**EXTRACTED ENTRIES**
=-=-=

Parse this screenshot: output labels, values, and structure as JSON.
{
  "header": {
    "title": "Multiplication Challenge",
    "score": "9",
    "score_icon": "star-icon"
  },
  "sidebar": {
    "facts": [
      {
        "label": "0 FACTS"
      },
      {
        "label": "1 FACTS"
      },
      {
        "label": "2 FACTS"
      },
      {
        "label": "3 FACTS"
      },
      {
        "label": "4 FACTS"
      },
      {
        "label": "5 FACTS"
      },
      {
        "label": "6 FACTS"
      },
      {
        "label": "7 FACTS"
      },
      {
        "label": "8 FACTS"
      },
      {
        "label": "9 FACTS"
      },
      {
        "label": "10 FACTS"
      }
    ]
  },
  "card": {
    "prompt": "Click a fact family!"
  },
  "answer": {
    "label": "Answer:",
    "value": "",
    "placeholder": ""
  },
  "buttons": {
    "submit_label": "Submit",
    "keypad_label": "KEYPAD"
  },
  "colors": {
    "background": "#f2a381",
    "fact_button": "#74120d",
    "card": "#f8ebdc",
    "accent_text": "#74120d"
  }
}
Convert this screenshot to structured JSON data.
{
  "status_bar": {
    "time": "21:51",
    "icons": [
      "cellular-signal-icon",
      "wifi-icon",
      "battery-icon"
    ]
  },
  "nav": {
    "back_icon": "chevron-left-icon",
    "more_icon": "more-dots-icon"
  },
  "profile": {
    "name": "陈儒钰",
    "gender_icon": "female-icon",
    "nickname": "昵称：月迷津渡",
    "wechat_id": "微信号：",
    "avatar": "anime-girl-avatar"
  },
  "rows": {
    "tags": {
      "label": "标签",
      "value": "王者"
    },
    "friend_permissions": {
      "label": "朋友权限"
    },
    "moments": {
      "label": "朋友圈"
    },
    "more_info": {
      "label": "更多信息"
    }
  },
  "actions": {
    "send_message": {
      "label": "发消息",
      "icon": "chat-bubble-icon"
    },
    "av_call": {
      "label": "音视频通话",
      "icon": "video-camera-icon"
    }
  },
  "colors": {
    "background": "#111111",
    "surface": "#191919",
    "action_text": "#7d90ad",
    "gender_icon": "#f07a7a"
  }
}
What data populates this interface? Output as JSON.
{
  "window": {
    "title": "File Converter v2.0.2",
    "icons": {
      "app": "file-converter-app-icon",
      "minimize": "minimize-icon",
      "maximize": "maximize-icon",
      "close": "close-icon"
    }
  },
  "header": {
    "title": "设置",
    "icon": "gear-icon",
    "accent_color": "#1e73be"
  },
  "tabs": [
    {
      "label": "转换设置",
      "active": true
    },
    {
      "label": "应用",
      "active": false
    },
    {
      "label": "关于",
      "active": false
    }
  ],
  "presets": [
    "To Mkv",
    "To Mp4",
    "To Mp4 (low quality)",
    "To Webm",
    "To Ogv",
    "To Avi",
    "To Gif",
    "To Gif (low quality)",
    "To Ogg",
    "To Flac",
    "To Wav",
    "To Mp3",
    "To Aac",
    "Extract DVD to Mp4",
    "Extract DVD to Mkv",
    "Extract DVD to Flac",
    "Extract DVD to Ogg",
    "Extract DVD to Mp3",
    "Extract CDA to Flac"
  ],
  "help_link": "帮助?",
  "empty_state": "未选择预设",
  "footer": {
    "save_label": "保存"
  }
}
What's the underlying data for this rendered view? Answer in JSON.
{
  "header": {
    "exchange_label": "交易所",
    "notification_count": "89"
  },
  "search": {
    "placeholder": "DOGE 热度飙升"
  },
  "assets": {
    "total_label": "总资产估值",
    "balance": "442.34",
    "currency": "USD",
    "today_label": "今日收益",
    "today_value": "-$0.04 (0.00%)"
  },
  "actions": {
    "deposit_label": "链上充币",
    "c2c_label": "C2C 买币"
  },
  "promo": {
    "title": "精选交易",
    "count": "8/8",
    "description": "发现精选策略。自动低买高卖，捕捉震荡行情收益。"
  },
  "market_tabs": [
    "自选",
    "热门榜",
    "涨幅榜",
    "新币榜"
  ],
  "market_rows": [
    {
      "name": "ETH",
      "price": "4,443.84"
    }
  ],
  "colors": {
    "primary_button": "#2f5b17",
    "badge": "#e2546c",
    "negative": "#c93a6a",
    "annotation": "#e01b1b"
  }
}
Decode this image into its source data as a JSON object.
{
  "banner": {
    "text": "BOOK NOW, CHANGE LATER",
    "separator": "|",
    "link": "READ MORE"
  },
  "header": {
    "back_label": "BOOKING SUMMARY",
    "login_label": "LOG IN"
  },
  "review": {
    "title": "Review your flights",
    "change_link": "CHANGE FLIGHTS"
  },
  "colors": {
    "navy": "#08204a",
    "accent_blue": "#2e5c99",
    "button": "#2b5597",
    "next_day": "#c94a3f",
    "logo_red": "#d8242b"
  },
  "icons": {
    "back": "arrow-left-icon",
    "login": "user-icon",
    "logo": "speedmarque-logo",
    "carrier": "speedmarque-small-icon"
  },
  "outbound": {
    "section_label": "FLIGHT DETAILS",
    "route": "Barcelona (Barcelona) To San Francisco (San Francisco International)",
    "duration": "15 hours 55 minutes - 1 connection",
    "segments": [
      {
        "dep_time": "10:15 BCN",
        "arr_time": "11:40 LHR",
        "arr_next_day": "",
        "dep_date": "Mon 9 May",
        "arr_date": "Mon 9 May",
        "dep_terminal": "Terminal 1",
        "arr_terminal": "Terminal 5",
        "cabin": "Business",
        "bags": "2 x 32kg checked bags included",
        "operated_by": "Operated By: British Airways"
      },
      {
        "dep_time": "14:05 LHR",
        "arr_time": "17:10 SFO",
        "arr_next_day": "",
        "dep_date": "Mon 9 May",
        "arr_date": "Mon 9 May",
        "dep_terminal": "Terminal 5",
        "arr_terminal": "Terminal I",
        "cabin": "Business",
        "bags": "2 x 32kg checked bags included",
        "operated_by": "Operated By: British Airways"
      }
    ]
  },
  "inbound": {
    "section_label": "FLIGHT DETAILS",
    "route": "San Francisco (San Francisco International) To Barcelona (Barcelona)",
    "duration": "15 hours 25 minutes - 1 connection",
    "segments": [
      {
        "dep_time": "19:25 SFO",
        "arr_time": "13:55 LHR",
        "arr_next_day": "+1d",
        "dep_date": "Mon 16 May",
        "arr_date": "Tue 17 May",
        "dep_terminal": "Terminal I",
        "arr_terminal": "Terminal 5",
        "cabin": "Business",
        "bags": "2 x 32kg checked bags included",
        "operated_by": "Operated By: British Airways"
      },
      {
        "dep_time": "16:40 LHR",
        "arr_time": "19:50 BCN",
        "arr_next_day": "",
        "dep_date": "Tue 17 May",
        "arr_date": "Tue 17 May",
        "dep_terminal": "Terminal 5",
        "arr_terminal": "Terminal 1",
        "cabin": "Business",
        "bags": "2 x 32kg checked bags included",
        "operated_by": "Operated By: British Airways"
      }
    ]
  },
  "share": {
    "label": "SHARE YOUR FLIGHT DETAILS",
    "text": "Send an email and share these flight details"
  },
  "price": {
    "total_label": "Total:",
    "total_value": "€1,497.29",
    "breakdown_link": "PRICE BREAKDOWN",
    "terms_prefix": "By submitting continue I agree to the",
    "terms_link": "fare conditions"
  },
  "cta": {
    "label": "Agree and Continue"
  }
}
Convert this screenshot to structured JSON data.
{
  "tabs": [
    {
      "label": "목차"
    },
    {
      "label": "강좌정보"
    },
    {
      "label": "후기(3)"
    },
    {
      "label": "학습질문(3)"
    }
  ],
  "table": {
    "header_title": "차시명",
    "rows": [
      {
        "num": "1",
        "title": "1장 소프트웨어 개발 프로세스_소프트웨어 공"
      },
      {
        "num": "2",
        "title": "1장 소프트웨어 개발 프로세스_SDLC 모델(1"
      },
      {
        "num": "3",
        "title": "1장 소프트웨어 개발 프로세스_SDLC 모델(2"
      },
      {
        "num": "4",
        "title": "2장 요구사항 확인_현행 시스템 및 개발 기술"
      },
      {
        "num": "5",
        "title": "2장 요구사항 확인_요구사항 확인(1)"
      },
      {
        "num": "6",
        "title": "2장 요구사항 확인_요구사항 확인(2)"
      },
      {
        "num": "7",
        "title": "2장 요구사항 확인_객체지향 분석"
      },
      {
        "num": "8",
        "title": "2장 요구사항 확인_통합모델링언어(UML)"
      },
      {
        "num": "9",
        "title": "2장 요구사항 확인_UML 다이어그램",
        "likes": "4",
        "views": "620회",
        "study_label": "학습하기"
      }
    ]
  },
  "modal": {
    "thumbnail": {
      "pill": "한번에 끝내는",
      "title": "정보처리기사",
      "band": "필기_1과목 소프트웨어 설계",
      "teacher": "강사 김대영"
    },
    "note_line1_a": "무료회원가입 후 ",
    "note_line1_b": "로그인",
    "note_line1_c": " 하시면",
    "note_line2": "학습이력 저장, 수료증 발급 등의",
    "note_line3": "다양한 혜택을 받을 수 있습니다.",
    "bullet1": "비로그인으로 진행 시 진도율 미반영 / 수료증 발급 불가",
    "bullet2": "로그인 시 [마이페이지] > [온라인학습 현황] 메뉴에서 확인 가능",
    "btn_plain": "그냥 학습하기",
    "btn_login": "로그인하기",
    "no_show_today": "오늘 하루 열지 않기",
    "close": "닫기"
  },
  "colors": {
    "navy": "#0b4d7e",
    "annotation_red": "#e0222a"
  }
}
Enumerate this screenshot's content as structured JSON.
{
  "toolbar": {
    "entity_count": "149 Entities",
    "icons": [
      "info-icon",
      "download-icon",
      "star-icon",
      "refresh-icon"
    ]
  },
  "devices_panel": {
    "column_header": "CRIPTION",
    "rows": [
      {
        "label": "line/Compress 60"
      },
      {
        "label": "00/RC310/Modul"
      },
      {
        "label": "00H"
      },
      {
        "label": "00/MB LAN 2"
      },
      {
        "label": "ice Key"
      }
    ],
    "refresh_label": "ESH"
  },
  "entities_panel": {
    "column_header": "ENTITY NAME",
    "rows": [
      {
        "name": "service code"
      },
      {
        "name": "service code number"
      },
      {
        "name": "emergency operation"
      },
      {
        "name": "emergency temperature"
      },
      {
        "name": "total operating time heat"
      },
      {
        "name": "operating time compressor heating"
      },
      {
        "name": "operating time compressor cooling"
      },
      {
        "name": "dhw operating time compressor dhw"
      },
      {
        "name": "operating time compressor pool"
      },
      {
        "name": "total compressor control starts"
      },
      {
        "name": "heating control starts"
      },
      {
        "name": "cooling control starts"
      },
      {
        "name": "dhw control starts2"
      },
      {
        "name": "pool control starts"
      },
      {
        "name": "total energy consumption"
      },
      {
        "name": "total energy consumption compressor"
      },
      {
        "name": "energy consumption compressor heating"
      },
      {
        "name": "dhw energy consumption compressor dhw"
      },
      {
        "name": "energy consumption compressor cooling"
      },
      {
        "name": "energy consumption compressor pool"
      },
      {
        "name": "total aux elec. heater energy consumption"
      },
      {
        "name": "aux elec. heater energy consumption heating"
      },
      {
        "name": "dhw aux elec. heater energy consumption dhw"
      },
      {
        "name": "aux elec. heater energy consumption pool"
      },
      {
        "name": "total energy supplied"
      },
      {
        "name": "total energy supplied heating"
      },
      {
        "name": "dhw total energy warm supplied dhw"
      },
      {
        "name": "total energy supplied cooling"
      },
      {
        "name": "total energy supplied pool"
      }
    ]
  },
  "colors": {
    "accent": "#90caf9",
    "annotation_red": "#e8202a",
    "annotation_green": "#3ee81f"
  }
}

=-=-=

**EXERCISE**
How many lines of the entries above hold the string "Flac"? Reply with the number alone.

**WORKED SOLUTION**
3